Task requirements:
Copy out the listing below exactly, please, and skip any pictures.

Entries shown:

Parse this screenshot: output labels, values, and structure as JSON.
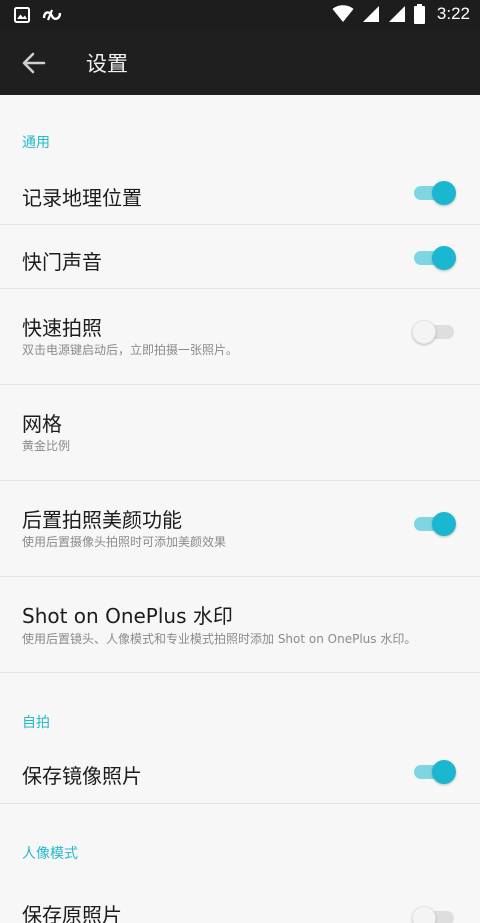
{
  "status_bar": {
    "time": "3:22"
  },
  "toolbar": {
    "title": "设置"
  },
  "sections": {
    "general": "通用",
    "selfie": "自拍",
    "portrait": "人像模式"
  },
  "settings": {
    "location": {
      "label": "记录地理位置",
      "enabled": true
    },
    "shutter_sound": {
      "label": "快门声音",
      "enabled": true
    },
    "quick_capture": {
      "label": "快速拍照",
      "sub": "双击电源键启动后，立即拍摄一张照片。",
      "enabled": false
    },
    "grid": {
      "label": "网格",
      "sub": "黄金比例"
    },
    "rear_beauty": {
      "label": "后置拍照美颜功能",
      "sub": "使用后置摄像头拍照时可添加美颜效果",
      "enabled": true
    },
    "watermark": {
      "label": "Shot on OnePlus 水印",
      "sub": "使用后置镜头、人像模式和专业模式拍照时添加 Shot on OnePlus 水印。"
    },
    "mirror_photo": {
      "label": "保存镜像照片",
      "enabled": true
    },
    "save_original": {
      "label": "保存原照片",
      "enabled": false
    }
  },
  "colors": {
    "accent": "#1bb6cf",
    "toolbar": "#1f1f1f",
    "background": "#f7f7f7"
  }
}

Exercise output:
Parse this screenshot: output labels, values, and structure as JSON.
{
  "status_bar": {
    "time": "3:22"
  },
  "toolbar": {
    "title": "设置"
  },
  "sections": {
    "general": "通用",
    "selfie": "自拍",
    "portrait": "人像模式"
  },
  "settings": {
    "location": {
      "label": "记录地理位置",
      "enabled": true
    },
    "shutter_sound": {
      "label": "快门声音",
      "enabled": true
    },
    "quick_capture": {
      "label": "快速拍照",
      "sub": "双击电源键启动后，立即拍摄一张照片。",
      "enabled": false
    },
    "grid": {
      "label": "网格",
      "sub": "黄金比例"
    },
    "rear_beauty": {
      "label": "后置拍照美颜功能",
      "sub": "使用后置摄像头拍照时可添加美颜效果",
      "enabled": true
    },
    "watermark": {
      "label": "Shot on OnePlus 水印",
      "sub": "使用后置镜头、人像模式和专业模式拍照时添加 Shot on OnePlus 水印。"
    },
    "mirror_photo": {
      "label": "保存镜像照片",
      "enabled": true
    },
    "save_original": {
      "label": "保存原照片",
      "enabled": false
    }
  },
  "colors": {
    "accent": "#1bb6cf",
    "toolbar": "#1f1f1f",
    "background": "#f7f7f7"
  }
}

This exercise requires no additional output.